Coral reefs are complex and diverse underwater ecosystems that are under threat from human activities. They provide a range of ecological services, including protecting coastlines, providing habitats for fish, supporting local economies, and producing compounds used in medicine. Coral reefs house over one million species of plants, animals, and microorganisms, including iconic species such as sharks, sea turtles, and colorful fish. The symbiotic relationship between corals and algae is vital to their productivity, but overfishing, pollution, climate change, and ocean acidification threaten their resilience. To protect coral reefs, we must reduce our impact on the environment, conserve, and support sustainable tourism practices.
Exploring the Intricacies of the Coral Reef Ecosystem: A Review
Coral reefs are one of the most diverse and intricate ecosystems on the planet, supporting an incredible array of marine life. These underwater gardens of colorful coral, reef fish, and other unique creatures are not just beautiful, but also provide a range of important ecological services. They protect coastlines from storms, provide habitat for many species of fish, support local economies through tourism and fishing, and even produce compounds used in modern medicine.
However, coral reefs around the world are under threat from a variety of human activities, including overfishing, pollution, climate change, and ocean acidification. Understanding the complexities of these fragile ecosystems is crucial to developing effective conservation strategies. This review will explore the intricacies of the coral reef ecosystem, including its biodiversity, biological and ecological processes, and the impacts of human activities.
Biodiversity of Coral Reefs:
Coral reefs are home to an incredible diversity of plants and animals, many of which are found nowhere else on earth. Coral reefs are estimated to contain more than 1 million species of plants, animals, and microorganisms, including more than 4,000 species of fish. Some of the most iconic reef animals include sharks, sea turtles, octopuses, and colorful fish such as the clownfish and the parrotfish. The structural complexity of coral reefs also supports a diverse range of invertebrates such as sponges, crustaceans, and mollusks.
Ecological and Biological Processes:

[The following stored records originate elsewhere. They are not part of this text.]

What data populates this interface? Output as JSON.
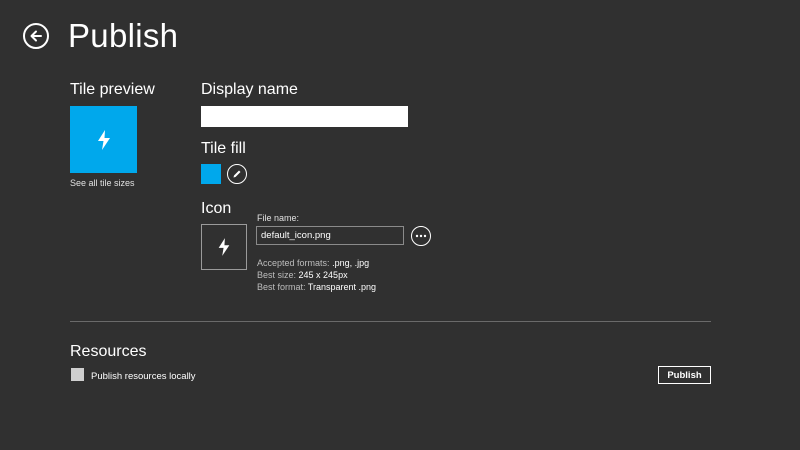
{
  "header": {
    "title": "Publish",
    "back_icon": "arrow-left-icon"
  },
  "tile_preview": {
    "title": "Tile preview",
    "icon": "lightning-bolt-icon",
    "link": "See all tile sizes"
  },
  "display_name": {
    "label": "Display name",
    "value": ""
  },
  "tile_fill": {
    "label": "Tile fill",
    "color": "#00a8ec",
    "edit_icon": "pencil-icon"
  },
  "icon_section": {
    "label": "Icon",
    "preview_icon": "lightning-bolt-icon",
    "file_name_label": "File name:",
    "file_name_value": "default_icon.png",
    "browse_icon": "more-ellipsis-icon",
    "accepted_formats_label": "Accepted formats:",
    "accepted_formats_value": ".png, .jpg",
    "best_size_label": "Best size:",
    "best_size_value": "245 x 245px",
    "best_format_label": "Best format:",
    "best_format_value": "Transparent .png"
  },
  "resources": {
    "title": "Resources",
    "checkbox_label": "Publish resources locally",
    "checked": false
  },
  "actions": {
    "publish_label": "Publish"
  },
  "colors": {
    "background": "#303030",
    "accent": "#00a8ec",
    "text": "#ffffff"
  }
}
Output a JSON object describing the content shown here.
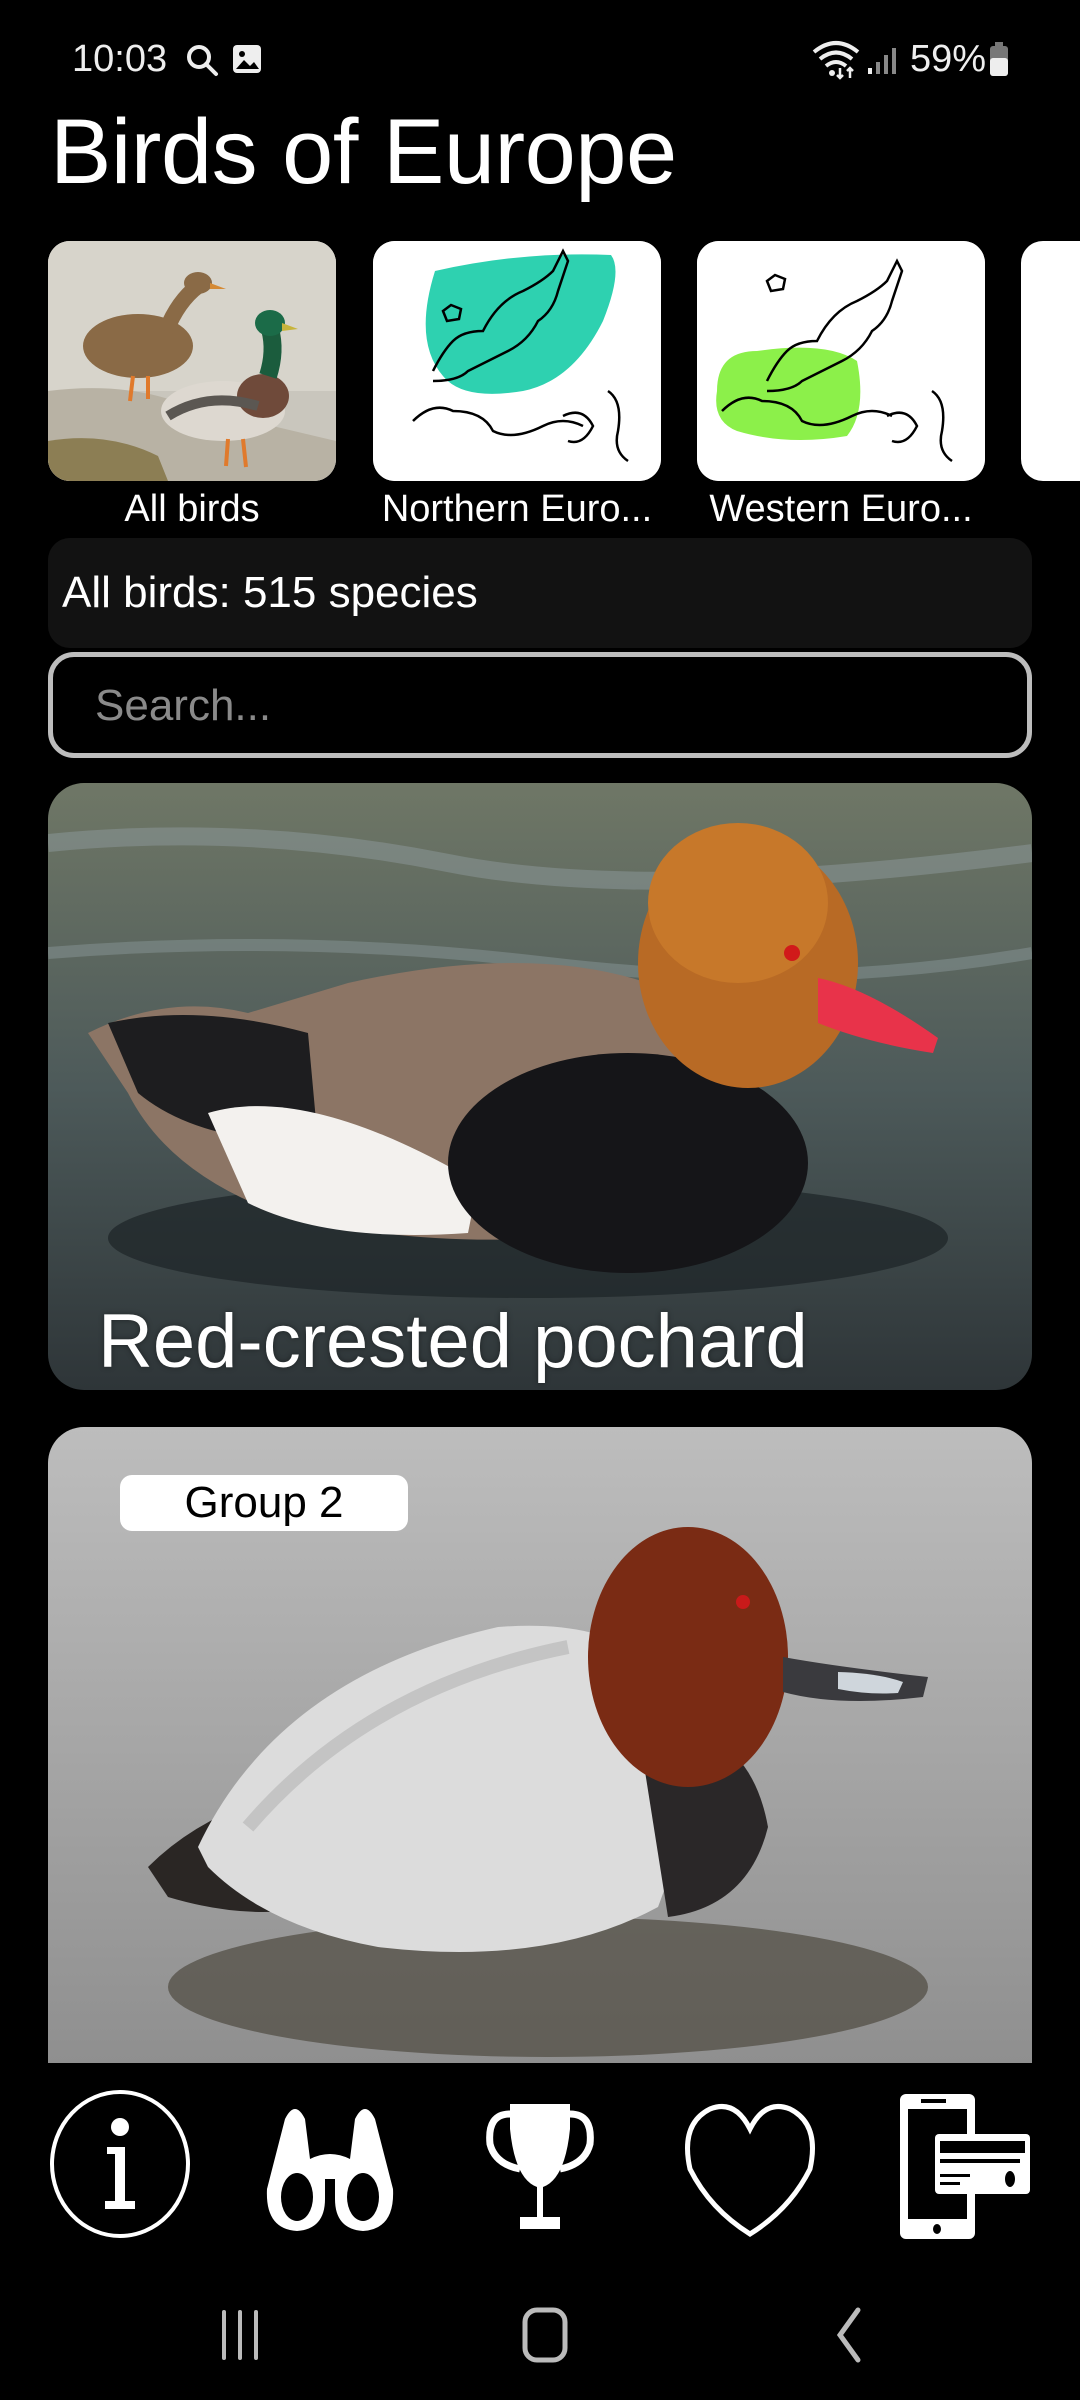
{
  "status_bar": {
    "time": "10:03",
    "battery_percent": "59%",
    "icons": [
      "search-icon",
      "image-icon",
      "wifi-icon",
      "signal-icon",
      "battery-icon"
    ]
  },
  "header": {
    "title": "Birds of Europe"
  },
  "regions": [
    {
      "label": "All birds",
      "image": "mallard-ducks-photo"
    },
    {
      "label": "Northern Euro...",
      "image": "northern-europe-map",
      "highlight_color": "#2ed1b0"
    },
    {
      "label": "Western Euro...",
      "image": "western-europe-map",
      "highlight_color": "#8cf04a"
    }
  ],
  "count_bar": {
    "text": "All birds: 515 species"
  },
  "search": {
    "placeholder": "Search...",
    "value": ""
  },
  "cards": [
    {
      "title": "Red-crested pochard",
      "image": "red-crested-pochard-photo"
    },
    {
      "badge": "Group 2",
      "image": "common-pochard-photo"
    }
  ],
  "bottom_nav": [
    {
      "name": "info",
      "icon": "info-icon"
    },
    {
      "name": "binoculars",
      "icon": "binoculars-icon"
    },
    {
      "name": "trophy",
      "icon": "trophy-icon"
    },
    {
      "name": "favorites",
      "icon": "heart-icon"
    },
    {
      "name": "purchase",
      "icon": "phone-card-icon"
    }
  ],
  "system_nav": [
    "recents",
    "home",
    "back"
  ]
}
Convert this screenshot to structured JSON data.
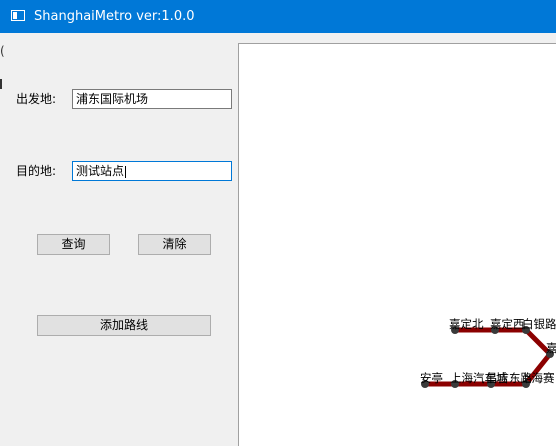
{
  "window": {
    "title": "ShanghaiMetro ver:1.0.0"
  },
  "form": {
    "origin_label": "出发地:",
    "origin_value": "浦东国际机场",
    "destination_label": "目的地:",
    "destination_value": "测试站点"
  },
  "buttons": {
    "query": "查询",
    "clear": "清除",
    "add_route": "添加路线"
  },
  "map": {
    "line_color": "#8b0000",
    "stations": [
      "嘉定北",
      "嘉定西",
      "白银路",
      "嘉",
      "安亭",
      "上海汽车城",
      "昌吉东路",
      "上海赛"
    ]
  }
}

Coral reefs are among the most productive ecosystems on earth, despite the relatively nutrient-poor waters in which they are found. The key to this productivity is the symbiotic relationship between corals and algae. The coral provides the algae with a protected environment and access to sunlight, while the algae provide the coral with essential nutrients through photosynthesis. This relationship is so important that coral reefs are sometimes referred to as “rainforests of the sea”.
Human Impact on Coral Reefs:
Despite their importance, coral reefs are under significant threat from human activities. Some of the most significant impacts include overfishing, pollution, climate change, and ocean acidification. Overfishing can lead to imbalances in the reef ecosystem, which can reduce biodiversity and cause ecosystem-wide changes. Pollution from land-based sources can introduce harmful chemicals and nutrients into the water, which can promote the growth of algae and other harmful organisms. Climate change and ocean acidification are also having significant impacts on coral reefs, causing coral bleaching events and changes in seawater chemistry that make it more difficult for corals and other organisms to survive.
Q. Why are coral reefs important to humans?
A. Coral reefs provide a range of important ecological services, including protecting coastlines from storms, providing a habitat for many species of fish, supporting local economies through tourism and fishing, and producing compounds used in modern medicine.
Q. Why are coral reefs under threat?
A. Coral reefs are under threat from a range of human activities, including overfishing, pollution, climate change, and ocean acidification.
Q. What can we do to protect coral reefs?
A. To protect coral reefs, we need to reduce our impact on the environment by reducing pollution, minimizing greenhouse gas emissions, and reducing overfishing. We can also support conservation efforts and promote sustainable tourism practices.